TASK GOAL:
Repeat the records word for word.

EXTRACTED INFORMATION:
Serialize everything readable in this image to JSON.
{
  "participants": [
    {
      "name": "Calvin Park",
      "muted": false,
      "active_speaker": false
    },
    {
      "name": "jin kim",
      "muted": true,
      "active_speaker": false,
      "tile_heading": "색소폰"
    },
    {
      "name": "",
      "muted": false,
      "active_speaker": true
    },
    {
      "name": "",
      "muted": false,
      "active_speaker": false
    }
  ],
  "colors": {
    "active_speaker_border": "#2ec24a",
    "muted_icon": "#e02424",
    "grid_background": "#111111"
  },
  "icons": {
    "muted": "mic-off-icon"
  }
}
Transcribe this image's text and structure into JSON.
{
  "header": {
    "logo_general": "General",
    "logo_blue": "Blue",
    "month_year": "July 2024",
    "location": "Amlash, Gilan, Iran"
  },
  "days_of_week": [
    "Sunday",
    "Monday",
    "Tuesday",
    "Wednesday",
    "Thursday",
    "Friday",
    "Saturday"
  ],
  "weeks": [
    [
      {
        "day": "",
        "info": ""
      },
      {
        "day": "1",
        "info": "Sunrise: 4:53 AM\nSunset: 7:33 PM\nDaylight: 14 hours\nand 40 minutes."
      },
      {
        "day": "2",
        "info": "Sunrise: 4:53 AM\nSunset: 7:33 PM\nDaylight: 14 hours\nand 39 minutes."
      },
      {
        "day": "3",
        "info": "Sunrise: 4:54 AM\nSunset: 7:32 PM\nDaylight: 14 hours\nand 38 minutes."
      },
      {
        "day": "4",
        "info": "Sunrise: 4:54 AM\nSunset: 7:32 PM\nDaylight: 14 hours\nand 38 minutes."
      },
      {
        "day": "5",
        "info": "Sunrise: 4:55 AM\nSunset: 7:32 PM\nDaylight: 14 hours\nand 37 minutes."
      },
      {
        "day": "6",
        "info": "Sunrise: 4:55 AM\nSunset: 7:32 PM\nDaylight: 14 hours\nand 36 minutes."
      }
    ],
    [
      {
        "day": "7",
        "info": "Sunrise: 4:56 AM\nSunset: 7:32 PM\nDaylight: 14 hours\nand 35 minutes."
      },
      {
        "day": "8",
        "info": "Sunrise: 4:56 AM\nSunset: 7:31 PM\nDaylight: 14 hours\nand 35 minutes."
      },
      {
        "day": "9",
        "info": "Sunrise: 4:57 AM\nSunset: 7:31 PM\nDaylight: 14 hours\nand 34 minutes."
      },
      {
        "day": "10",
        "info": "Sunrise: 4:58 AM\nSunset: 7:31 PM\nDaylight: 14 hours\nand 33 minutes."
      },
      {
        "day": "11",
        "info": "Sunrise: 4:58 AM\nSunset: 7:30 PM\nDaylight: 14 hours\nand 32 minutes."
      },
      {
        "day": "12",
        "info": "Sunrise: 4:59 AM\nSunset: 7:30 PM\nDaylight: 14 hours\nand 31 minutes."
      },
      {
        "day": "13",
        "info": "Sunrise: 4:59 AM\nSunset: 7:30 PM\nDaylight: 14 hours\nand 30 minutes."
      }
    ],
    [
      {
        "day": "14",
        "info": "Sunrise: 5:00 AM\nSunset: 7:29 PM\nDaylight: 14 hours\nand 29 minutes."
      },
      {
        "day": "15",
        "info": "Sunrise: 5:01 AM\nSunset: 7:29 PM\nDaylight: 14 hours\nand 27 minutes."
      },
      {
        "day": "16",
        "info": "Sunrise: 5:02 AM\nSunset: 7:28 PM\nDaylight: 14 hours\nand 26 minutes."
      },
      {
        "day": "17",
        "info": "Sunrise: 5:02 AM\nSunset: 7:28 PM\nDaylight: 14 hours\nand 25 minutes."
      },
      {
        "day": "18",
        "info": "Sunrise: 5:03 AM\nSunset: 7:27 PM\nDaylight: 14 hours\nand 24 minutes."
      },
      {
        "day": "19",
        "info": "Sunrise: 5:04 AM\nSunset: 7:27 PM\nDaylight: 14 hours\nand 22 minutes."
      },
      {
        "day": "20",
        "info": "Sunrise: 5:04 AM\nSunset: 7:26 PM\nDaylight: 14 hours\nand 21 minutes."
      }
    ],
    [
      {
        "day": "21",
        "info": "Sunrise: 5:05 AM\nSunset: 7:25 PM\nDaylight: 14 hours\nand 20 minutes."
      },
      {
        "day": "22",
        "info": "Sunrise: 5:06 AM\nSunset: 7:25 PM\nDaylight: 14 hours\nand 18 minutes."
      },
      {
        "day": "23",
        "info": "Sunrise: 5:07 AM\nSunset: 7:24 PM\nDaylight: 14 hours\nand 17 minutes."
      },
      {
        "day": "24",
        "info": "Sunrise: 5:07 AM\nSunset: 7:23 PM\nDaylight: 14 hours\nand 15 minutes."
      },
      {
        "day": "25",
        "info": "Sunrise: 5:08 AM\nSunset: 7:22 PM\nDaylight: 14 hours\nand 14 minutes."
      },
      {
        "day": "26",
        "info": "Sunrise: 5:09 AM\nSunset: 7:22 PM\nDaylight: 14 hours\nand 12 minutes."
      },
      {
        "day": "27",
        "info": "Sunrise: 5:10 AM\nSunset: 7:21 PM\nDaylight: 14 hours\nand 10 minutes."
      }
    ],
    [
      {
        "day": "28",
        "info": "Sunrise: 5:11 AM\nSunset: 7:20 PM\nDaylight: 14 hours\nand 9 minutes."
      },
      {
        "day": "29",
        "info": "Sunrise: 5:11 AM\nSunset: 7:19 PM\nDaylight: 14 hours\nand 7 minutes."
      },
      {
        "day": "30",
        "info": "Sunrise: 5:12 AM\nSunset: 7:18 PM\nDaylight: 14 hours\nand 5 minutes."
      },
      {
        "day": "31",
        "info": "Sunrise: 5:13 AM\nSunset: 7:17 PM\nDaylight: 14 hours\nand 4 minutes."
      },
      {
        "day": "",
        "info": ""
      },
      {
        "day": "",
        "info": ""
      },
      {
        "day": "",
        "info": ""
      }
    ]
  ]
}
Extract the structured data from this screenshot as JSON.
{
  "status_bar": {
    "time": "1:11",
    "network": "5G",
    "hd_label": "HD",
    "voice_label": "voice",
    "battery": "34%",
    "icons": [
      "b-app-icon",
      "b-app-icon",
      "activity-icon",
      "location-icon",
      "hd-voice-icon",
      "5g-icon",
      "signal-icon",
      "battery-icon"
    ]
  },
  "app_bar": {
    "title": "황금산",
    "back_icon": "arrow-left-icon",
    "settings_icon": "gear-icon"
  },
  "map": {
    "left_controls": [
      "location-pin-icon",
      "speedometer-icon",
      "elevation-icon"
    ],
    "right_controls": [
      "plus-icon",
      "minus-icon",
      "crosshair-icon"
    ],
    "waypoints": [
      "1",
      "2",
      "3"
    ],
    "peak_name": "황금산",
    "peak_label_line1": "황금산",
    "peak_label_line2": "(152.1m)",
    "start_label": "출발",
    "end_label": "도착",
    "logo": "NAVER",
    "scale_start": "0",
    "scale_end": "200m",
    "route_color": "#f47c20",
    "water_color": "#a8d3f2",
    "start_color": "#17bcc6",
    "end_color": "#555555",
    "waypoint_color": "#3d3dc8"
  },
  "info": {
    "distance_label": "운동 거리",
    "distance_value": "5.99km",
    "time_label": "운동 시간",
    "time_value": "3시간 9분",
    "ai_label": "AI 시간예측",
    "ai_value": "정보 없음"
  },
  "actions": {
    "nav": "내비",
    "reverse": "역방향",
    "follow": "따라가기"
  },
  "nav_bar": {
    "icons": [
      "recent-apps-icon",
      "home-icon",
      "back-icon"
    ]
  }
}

ANSWER SPACE:
Serialize everything readable in this image to JSON.
{
  "participants": [
    {
      "name": "Calvin Park",
      "muted": false,
      "active_speaker": false
    },
    {
      "name": "jin kim",
      "muted": true,
      "active_speaker": false,
      "tile_heading": "색소폰"
    },
    {
      "name": "",
      "muted": false,
      "active_speaker": true
    },
    {
      "name": "",
      "muted": false,
      "active_speaker": false
    }
  ],
  "colors": {
    "active_speaker_border": "#2ec24a",
    "muted_icon": "#e02424",
    "grid_background": "#111111"
  },
  "icons": {
    "muted": "mic-off-icon"
  }
}
Transcribe this image's text and structure into JSON.
{
  "header": {
    "logo_general": "General",
    "logo_blue": "Blue",
    "month_year": "July 2024",
    "location": "Amlash, Gilan, Iran"
  },
  "days_of_week": [
    "Sunday",
    "Monday",
    "Tuesday",
    "Wednesday",
    "Thursday",
    "Friday",
    "Saturday"
  ],
  "weeks": [
    [
      {
        "day": "",
        "info": ""
      },
      {
        "day": "1",
        "info": "Sunrise: 4:53 AM\nSunset: 7:33 PM\nDaylight: 14 hours\nand 40 minutes."
      },
      {
        "day": "2",
        "info": "Sunrise: 4:53 AM\nSunset: 7:33 PM\nDaylight: 14 hours\nand 39 minutes."
      },
      {
        "day": "3",
        "info": "Sunrise: 4:54 AM\nSunset: 7:32 PM\nDaylight: 14 hours\nand 38 minutes."
      },
      {
        "day": "4",
        "info": "Sunrise: 4:54 AM\nSunset: 7:32 PM\nDaylight: 14 hours\nand 38 minutes."
      },
      {
        "day": "5",
        "info": "Sunrise: 4:55 AM\nSunset: 7:32 PM\nDaylight: 14 hours\nand 37 minutes."
      },
      {
        "day": "6",
        "info": "Sunrise: 4:55 AM\nSunset: 7:32 PM\nDaylight: 14 hours\nand 36 minutes."
      }
    ],
    [
      {
        "day": "7",
        "info": "Sunrise: 4:56 AM\nSunset: 7:32 PM\nDaylight: 14 hours\nand 35 minutes."
      },
      {
        "day": "8",
        "info": "Sunrise: 4:56 AM\nSunset: 7:31 PM\nDaylight: 14 hours\nand 35 minutes."
      },
      {
        "day": "9",
        "info": "Sunrise: 4:57 AM\nSunset: 7:31 PM\nDaylight: 14 hours\nand 34 minutes."
      },
      {
        "day": "10",
        "info": "Sunrise: 4:58 AM\nSunset: 7:31 PM\nDaylight: 14 hours\nand 33 minutes."
      },
      {
        "day": "11",
        "info": "Sunrise: 4:58 AM\nSunset: 7:30 PM\nDaylight: 14 hours\nand 32 minutes."
      },
      {
        "day": "12",
        "info": "Sunrise: 4:59 AM\nSunset: 7:30 PM\nDaylight: 14 hours\nand 31 minutes."
      },
      {
        "day": "13",
        "info": "Sunrise: 4:59 AM\nSunset: 7:30 PM\nDaylight: 14 hours\nand 30 minutes."
      }
    ],
    [
      {
        "day": "14",
        "info": "Sunrise: 5:00 AM\nSunset: 7:29 PM\nDaylight: 14 hours\nand 29 minutes."
      },
      {
        "day": "15",
        "info": "Sunrise: 5:01 AM\nSunset: 7:29 PM\nDaylight: 14 hours\nand 27 minutes."
      },
      {
        "day": "16",
        "info": "Sunrise: 5:02 AM\nSunset: 7:28 PM\nDaylight: 14 hours\nand 26 minutes."
      },
      {
        "day": "17",
        "info": "Sunrise: 5:02 AM\nSunset: 7:28 PM\nDaylight: 14 hours\nand 25 minutes."
      },
      {
        "day": "18",
        "info": "Sunrise: 5:03 AM\nSunset: 7:27 PM\nDaylight: 14 hours\nand 24 minutes."
      },
      {
        "day": "19",
        "info": "Sunrise: 5:04 AM\nSunset: 7:27 PM\nDaylight: 14 hours\nand 22 minutes."
      },
      {
        "day": "20",
        "info": "Sunrise: 5:04 AM\nSunset: 7:26 PM\nDaylight: 14 hours\nand 21 minutes."
      }
    ],
    [
      {
        "day": "21",
        "info": "Sunrise: 5:05 AM\nSunset: 7:25 PM\nDaylight: 14 hours\nand 20 minutes."
      },
      {
        "day": "22",
        "info": "Sunrise: 5:06 AM\nSunset: 7:25 PM\nDaylight: 14 hours\nand 18 minutes."
      },
      {
        "day": "23",
        "info": "Sunrise: 5:07 AM\nSunset: 7:24 PM\nDaylight: 14 hours\nand 17 minutes."
      },
      {
        "day": "24",
        "info": "Sunrise: 5:07 AM\nSunset: 7:23 PM\nDaylight: 14 hours\nand 15 minutes."
      },
      {
        "day": "25",
        "info": "Sunrise: 5:08 AM\nSunset: 7:22 PM\nDaylight: 14 hours\nand 14 minutes."
      },
      {
        "day": "26",
        "info": "Sunrise: 5:09 AM\nSunset: 7:22 PM\nDaylight: 14 hours\nand 12 minutes."
      },
      {
        "day": "27",
        "info": "Sunrise: 5:10 AM\nSunset: 7:21 PM\nDaylight: 14 hours\nand 10 minutes."
      }
    ],
    [
      {
        "day": "28",
        "info": "Sunrise: 5:11 AM\nSunset: 7:20 PM\nDaylight: 14 hours\nand 9 minutes."
      },
      {
        "day": "29",
        "info": "Sunrise: 5:11 AM\nSunset: 7:19 PM\nDaylight: 14 hours\nand 7 minutes."
      },
      {
        "day": "30",
        "info": "Sunrise: 5:12 AM\nSunset: 7:18 PM\nDaylight: 14 hours\nand 5 minutes."
      },
      {
        "day": "31",
        "info": "Sunrise: 5:13 AM\nSunset: 7:17 PM\nDaylight: 14 hours\nand 4 minutes."
      },
      {
        "day": "",
        "info": ""
      },
      {
        "day": "",
        "info": ""
      },
      {
        "day": "",
        "info": ""
      }
    ]
  ]
}
Extract the structured data from this screenshot as JSON.
{
  "status_bar": {
    "time": "1:11",
    "network": "5G",
    "hd_label": "HD",
    "voice_label": "voice",
    "battery": "34%",
    "icons": [
      "b-app-icon",
      "b-app-icon",
      "activity-icon",
      "location-icon",
      "hd-voice-icon",
      "5g-icon",
      "signal-icon",
      "battery-icon"
    ]
  },
  "app_bar": {
    "title": "황금산",
    "back_icon": "arrow-left-icon",
    "settings_icon": "gear-icon"
  },
  "map": {
    "left_controls": [
      "location-pin-icon",
      "speedometer-icon",
      "elevation-icon"
    ],
    "right_controls": [
      "plus-icon",
      "minus-icon",
      "crosshair-icon"
    ],
    "waypoints": [
      "1",
      "2",
      "3"
    ],
    "peak_name": "황금산",
    "peak_label_line1": "황금산",
    "peak_label_line2": "(152.1m)",
    "start_label": "출발",
    "end_label": "도착",
    "logo": "NAVER",
    "scale_start": "0",
    "scale_end": "200m",
    "route_color": "#f47c20",
    "water_color": "#a8d3f2",
    "start_color": "#17bcc6",
    "end_color": "#555555",
    "waypoint_color": "#3d3dc8"
  },
  "info": {
    "distance_label": "운동 거리",
    "distance_value": "5.99km",
    "time_label": "운동 시간",
    "time_value": "3시간 9분",
    "ai_label": "AI 시간예측",
    "ai_value": "정보 없음"
  },
  "actions": {
    "nav": "내비",
    "reverse": "역방향",
    "follow": "따라가기"
  },
  "nav_bar": {
    "icons": [
      "recent-apps-icon",
      "home-icon",
      "back-icon"
    ]
  }
}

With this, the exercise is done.